**EXERCISE GOAL**
Could you print each entry below verbatim while omitting the pictures?

[Collected data entries]
━━━
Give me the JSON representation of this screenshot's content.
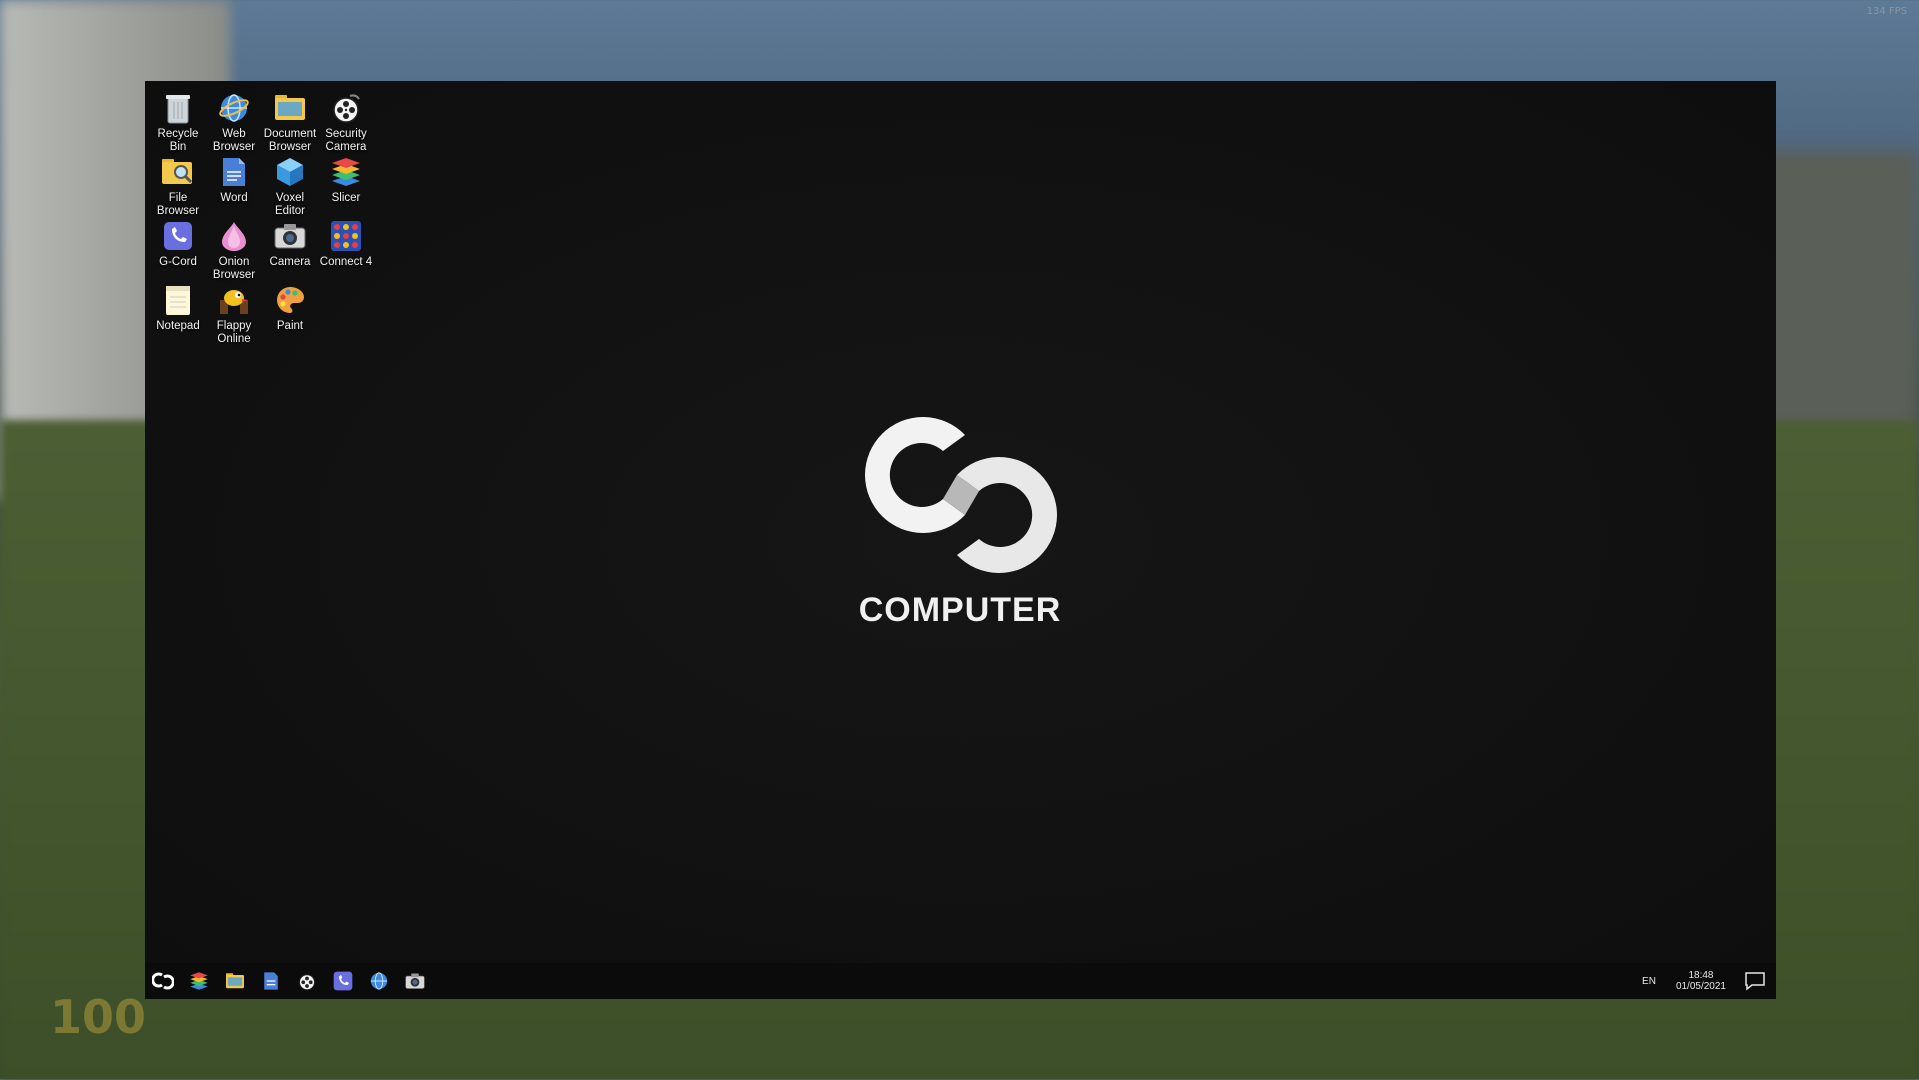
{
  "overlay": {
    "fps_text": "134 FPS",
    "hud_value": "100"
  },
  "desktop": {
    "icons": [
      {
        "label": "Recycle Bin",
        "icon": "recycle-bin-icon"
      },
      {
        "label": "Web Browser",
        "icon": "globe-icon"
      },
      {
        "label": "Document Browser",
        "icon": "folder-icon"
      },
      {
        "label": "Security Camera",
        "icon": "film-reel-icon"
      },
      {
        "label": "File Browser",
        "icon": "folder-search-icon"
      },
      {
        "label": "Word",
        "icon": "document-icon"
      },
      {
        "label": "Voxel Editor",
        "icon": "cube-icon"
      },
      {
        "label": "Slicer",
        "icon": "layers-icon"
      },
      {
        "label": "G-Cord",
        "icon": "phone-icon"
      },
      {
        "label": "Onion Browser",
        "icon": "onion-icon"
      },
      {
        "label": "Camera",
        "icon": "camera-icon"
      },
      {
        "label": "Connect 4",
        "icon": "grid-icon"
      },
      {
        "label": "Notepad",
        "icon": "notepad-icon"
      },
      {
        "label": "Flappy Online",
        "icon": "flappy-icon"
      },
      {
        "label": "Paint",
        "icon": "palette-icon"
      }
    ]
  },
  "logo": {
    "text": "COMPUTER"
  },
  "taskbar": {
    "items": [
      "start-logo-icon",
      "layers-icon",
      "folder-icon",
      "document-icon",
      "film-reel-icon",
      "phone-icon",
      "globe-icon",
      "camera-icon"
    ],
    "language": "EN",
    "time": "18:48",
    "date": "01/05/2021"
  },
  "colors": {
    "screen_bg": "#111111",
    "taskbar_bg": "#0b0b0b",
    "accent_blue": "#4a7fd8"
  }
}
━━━
**ANSWER FOR THE TASK**
Give me the JSON representation of this screenshot's content.
{
  "overlay": {
    "fps_text": "134 FPS",
    "hud_value": "100"
  },
  "desktop": {
    "icons": [
      {
        "label": "Recycle Bin",
        "icon": "recycle-bin-icon"
      },
      {
        "label": "Web Browser",
        "icon": "globe-icon"
      },
      {
        "label": "Document Browser",
        "icon": "folder-icon"
      },
      {
        "label": "Security Camera",
        "icon": "film-reel-icon"
      },
      {
        "label": "File Browser",
        "icon": "folder-search-icon"
      },
      {
        "label": "Word",
        "icon": "document-icon"
      },
      {
        "label": "Voxel Editor",
        "icon": "cube-icon"
      },
      {
        "label": "Slicer",
        "icon": "layers-icon"
      },
      {
        "label": "G-Cord",
        "icon": "phone-icon"
      },
      {
        "label": "Onion Browser",
        "icon": "onion-icon"
      },
      {
        "label": "Camera",
        "icon": "camera-icon"
      },
      {
        "label": "Connect 4",
        "icon": "grid-icon"
      },
      {
        "label": "Notepad",
        "icon": "notepad-icon"
      },
      {
        "label": "Flappy Online",
        "icon": "flappy-icon"
      },
      {
        "label": "Paint",
        "icon": "palette-icon"
      }
    ]
  },
  "logo": {
    "text": "COMPUTER"
  },
  "taskbar": {
    "items": [
      "start-logo-icon",
      "layers-icon",
      "folder-icon",
      "document-icon",
      "film-reel-icon",
      "phone-icon",
      "globe-icon",
      "camera-icon"
    ],
    "language": "EN",
    "time": "18:48",
    "date": "01/05/2021"
  },
  "colors": {
    "screen_bg": "#111111",
    "taskbar_bg": "#0b0b0b",
    "accent_blue": "#4a7fd8"
  }
}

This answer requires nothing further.